Elizabeth Blackwell, February 3, 1821 – May 31, 1910, was the first woman to receive a medical degree in the United States. She was the first openly identified woman to graduate from medical school, a pioneer in promoting the education of women in medicine in the United States, and a social and moral reformer in both the United States and in England. Her sister Emily was the third woman in the US to get a medical degree.(Women disguised as man may have graduated prior to Blackwell.)
Moved To America
Elizabeth was eleven years old when the family sailed for New York in August 1832. Her father set up the Congress Sugar Refinery in New York City after they settled in. He had been a successful sugar merchant in England which allowed his family the luxury of moving to the US.
In 1844 Blackwell procured a teaching job that paid $400 per year in Henderson, Kentucky. Although she was pleased with her pupils, she found the accommodations and schoolhouse lacking.
What disturbed her most was that this was her first real encounter with the realities of slavery. She ultimately found Henderson to be absurd and boring, the people to be simple and petty, and the whole situation, all in all intolerable. She returned to her previous city only half a year later, resolved to find a more stimulating means of spending her life.
Show Me No Medical Books
The idea to pursue medicine was first planted in Blackwell’s head by a friend in Cincinnati who was dying of a painful disease. This friend expressed the opinion that a female physician would have made her treatment much more comfortable. Blackwell also felt that women would be better doctors because of their motherly instincts.
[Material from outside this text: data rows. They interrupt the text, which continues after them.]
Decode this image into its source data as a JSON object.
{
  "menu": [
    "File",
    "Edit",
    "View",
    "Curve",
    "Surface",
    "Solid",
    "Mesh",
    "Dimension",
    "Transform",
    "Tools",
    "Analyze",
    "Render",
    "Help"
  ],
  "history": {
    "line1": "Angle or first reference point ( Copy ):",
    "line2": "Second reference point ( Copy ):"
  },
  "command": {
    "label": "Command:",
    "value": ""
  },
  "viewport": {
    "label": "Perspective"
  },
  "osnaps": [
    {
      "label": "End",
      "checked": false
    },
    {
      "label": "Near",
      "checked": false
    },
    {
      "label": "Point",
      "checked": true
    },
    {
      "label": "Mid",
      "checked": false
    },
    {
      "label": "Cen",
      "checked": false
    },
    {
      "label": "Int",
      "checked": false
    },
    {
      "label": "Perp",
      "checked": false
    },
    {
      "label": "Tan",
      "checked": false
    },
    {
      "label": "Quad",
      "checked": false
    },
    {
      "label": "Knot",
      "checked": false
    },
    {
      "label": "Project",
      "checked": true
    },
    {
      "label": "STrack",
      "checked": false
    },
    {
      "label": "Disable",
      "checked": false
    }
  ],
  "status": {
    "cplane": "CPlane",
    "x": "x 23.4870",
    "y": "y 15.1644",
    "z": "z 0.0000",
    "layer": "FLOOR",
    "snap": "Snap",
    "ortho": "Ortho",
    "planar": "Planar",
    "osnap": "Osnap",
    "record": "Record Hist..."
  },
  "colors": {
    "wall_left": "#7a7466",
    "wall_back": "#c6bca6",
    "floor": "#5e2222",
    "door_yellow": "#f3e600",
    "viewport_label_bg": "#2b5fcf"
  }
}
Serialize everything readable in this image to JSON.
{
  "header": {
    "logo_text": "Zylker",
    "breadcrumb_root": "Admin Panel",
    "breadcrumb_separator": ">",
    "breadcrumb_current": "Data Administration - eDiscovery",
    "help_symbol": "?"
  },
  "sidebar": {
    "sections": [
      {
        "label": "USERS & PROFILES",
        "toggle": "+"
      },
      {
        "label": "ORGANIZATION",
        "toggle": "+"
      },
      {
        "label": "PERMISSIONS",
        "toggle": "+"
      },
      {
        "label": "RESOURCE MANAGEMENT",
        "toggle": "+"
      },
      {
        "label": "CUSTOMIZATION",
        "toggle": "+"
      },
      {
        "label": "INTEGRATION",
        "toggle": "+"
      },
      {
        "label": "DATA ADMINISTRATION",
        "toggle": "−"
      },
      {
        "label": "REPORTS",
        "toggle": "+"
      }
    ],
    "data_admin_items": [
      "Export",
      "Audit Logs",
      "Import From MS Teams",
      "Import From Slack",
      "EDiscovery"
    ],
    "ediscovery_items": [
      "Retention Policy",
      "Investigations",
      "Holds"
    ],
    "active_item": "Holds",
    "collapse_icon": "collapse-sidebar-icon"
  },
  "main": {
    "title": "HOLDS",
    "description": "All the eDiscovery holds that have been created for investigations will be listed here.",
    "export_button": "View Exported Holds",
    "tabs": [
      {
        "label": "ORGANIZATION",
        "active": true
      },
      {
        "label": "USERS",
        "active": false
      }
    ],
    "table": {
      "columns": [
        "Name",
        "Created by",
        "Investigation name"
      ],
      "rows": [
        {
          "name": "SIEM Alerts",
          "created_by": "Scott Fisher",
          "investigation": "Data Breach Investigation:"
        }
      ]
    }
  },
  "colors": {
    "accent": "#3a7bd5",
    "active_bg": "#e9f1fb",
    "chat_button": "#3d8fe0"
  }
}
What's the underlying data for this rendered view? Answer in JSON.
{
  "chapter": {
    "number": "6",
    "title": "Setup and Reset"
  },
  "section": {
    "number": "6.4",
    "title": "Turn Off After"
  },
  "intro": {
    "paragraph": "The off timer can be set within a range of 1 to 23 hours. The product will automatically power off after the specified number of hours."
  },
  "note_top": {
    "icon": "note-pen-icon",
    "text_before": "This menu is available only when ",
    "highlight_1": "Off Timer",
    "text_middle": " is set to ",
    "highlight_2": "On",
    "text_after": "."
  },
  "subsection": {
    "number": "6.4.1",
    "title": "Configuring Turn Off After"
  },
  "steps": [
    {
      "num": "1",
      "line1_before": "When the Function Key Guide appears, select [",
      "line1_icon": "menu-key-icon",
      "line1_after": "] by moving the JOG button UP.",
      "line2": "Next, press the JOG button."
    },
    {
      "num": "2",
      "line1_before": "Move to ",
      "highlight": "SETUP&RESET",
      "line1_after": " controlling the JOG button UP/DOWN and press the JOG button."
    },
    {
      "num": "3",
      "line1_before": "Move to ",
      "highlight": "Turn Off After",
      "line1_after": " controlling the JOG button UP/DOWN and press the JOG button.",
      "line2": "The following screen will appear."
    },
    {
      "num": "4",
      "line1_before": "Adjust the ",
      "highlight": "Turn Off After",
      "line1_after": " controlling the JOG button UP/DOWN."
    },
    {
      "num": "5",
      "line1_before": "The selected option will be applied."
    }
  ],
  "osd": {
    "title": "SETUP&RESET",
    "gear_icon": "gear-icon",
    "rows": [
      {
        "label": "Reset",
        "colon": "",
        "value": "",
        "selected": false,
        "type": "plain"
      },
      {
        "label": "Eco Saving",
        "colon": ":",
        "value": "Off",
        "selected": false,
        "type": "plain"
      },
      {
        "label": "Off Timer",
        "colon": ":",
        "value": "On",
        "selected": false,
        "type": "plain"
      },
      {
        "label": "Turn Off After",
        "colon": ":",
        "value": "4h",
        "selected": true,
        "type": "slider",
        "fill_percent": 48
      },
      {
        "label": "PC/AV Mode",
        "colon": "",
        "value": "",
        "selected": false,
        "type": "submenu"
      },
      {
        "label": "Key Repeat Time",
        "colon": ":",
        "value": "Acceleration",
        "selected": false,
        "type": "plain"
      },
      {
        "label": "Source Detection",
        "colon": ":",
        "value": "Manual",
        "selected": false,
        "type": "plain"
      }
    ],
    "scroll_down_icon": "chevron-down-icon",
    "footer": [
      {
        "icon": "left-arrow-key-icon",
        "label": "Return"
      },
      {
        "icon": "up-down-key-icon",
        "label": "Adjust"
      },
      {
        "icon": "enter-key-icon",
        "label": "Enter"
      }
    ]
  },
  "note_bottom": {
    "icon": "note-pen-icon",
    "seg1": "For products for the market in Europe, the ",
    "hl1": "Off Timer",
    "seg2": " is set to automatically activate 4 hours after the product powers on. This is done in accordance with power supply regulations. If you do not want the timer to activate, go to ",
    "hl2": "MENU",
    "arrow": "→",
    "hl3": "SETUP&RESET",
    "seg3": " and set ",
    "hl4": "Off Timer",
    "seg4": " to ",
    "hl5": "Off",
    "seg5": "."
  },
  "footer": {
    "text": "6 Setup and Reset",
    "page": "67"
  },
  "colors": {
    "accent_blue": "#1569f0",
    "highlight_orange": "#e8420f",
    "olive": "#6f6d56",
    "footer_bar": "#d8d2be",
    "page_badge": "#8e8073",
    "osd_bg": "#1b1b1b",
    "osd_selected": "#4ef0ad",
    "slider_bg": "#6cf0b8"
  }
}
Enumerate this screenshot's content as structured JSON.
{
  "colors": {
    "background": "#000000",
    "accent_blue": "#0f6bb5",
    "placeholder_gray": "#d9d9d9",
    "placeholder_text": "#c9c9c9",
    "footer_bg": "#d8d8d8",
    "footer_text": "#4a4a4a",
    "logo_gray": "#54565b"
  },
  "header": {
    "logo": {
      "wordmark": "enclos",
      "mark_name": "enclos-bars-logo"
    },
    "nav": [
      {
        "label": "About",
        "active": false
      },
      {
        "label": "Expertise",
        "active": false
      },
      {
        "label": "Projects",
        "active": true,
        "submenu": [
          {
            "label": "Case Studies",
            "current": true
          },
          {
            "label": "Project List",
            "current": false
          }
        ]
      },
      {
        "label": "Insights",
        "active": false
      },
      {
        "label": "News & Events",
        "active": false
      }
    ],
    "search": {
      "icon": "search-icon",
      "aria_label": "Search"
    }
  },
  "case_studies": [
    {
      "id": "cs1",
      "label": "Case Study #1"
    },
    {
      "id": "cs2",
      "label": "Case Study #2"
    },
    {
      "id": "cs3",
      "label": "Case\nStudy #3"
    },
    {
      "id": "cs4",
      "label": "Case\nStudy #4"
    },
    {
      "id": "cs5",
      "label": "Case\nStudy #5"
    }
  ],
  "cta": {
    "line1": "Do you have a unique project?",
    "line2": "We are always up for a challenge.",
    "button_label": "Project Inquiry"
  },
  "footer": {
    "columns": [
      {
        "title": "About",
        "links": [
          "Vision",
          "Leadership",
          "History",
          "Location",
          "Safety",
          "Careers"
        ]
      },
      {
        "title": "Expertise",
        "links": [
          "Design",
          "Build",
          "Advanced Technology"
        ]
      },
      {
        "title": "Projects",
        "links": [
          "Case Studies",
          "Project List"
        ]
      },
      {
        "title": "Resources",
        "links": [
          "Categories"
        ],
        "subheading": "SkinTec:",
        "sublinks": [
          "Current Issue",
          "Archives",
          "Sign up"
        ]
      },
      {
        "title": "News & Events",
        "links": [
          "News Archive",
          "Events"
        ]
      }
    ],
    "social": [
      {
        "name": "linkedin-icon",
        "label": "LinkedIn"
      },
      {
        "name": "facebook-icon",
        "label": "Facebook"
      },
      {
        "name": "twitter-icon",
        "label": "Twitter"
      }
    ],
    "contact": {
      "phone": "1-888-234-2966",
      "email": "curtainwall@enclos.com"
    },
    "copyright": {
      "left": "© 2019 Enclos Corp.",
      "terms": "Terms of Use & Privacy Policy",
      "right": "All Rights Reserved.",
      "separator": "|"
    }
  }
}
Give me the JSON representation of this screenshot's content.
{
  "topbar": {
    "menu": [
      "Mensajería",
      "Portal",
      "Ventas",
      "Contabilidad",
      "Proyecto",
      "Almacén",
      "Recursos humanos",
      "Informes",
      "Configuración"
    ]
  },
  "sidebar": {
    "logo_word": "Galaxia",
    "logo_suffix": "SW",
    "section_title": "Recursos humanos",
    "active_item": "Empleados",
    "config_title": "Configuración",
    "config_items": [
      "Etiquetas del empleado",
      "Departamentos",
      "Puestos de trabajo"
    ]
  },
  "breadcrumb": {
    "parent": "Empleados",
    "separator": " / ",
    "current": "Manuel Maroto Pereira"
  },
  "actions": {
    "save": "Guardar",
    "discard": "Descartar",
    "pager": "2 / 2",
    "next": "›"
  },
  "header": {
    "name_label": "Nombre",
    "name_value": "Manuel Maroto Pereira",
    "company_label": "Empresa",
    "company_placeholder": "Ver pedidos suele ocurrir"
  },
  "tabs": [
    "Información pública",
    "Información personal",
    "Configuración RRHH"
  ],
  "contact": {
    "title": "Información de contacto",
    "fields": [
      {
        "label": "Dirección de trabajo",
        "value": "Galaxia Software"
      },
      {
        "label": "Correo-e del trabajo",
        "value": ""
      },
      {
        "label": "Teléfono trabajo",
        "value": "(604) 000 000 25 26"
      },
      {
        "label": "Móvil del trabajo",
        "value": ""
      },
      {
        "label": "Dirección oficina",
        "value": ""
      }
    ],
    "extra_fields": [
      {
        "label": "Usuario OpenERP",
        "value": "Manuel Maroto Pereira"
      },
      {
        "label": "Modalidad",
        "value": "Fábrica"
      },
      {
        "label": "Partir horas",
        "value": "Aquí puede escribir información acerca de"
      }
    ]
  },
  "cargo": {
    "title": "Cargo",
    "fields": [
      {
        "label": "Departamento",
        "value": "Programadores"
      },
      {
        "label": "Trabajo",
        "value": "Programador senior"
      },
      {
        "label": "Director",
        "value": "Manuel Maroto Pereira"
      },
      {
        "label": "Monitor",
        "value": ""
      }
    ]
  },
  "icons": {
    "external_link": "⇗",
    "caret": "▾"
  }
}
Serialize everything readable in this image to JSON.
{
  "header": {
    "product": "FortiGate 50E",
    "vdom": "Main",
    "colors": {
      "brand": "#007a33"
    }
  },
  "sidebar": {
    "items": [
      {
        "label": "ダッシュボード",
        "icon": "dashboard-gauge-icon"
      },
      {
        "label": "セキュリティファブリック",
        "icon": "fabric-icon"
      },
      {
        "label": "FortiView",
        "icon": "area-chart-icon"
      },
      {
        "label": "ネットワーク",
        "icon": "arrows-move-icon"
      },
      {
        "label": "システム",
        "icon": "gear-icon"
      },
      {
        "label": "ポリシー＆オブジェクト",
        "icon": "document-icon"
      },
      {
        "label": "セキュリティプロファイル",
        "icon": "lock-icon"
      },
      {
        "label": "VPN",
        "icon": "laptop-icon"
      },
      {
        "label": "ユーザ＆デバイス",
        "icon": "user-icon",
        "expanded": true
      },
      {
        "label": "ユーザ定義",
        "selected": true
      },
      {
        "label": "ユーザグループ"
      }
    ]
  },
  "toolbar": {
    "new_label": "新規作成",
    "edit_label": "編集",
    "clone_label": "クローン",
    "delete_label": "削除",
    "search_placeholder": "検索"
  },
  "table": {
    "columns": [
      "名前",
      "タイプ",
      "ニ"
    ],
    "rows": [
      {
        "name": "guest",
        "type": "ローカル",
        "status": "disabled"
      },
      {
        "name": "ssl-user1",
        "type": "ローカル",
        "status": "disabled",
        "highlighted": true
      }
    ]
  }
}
At first, Blackwell was repulsed by the idea of a medical career. At the time, she “hated everything connected with the body, and could not bear the sight of a medical book”. Another influence on her decision to pursue medicine was the connotation of “female physician” at the time.
Abortionists were known as “female physicians”, a name Blackwell found degrading to what a female physician could potentially achieve. Last but not least, part of Blackwell’s decision to become a doctor was due to the fact that she yearned to live an unattached life, independent of a man and the chains of matrimony.
Accident By Unanimous Vote
In October 1847, Blackwell was accepted as a medical student by Geneva Medical College, now part of Upstate Medical University, located in upstate New York. Her acceptance was a near-accident. The dean and faculty, usually responsible for evaluating an applicant for matriculation, were not able to make a decision due to the special nature of Blackwell’s case.
They put the issue up to vote by the 150 male students of the class with the stipulation that if one student objected, Blackwell would be turned away. The young men thought this request was so ludicrous that they believed it to be a joke, and responding accordingly, voted unanimously to accept her.
So, World Change Began
Blackwell had an enormous impact on the class. Her presence turned a group of boisterous young men into well-behaved gentlemen. Whereas before, there was so much confusion and chaos in the lecture hall that the lecture itself was barely audible, with Blackwell’s arrival, the male students sat quietly and listened attentively to lecture.
On January 23, 1849, Elizabeth Blackwell became the first woman to achieve a medical degree in the United States. The local press reported her graduation favorably, and when the dean, Dr. Charles Lee, conferred her degree, he stood up and bowed to her.
Her greatest period of reform activity was after her retirement from the medical profession, from 1880-1895. Blackwell was interested in a great number of reform movements – mainly moral reform, sexual purity, hygiene, and medical education, but also preventative medicine, sanitation, eugenics, family planning, women’s rights, associationism, Christian socialism, medical ethics, and anti-vivisection – none of which ever came to real fruition.
She believed that the Christian morality ought to play as large a role as scientific inquiry in medicine, and that medical schools ought to instruct students in this basic truth. She also was anti-materialist and did not believe in inoculation, vaccines, or germ theory, instead subscribing to more spiritual healing methods. She believed that disease came from moral impurity, not from microbes.
It Was A Big Deal
In Elizabeth Blackwell’s time it was a super significant achievement to become a graduated physician as a woman. That alone changed the world. But she did not stop there. Elizabeth went on to move the paradigm of what women stood for and what they could work toward. What are you working toward in your life?
Source: Wikipedia.org (Please donate to this fine resource.)
Rare Book Profile: Elizabeth Blackwell’s Pioneer Work in Opening the Medical Profession to Women (hslnews.wordpress.com)
Elizabeth Blackwell: the first female doctor in the GMC (wellcome.ac.uk)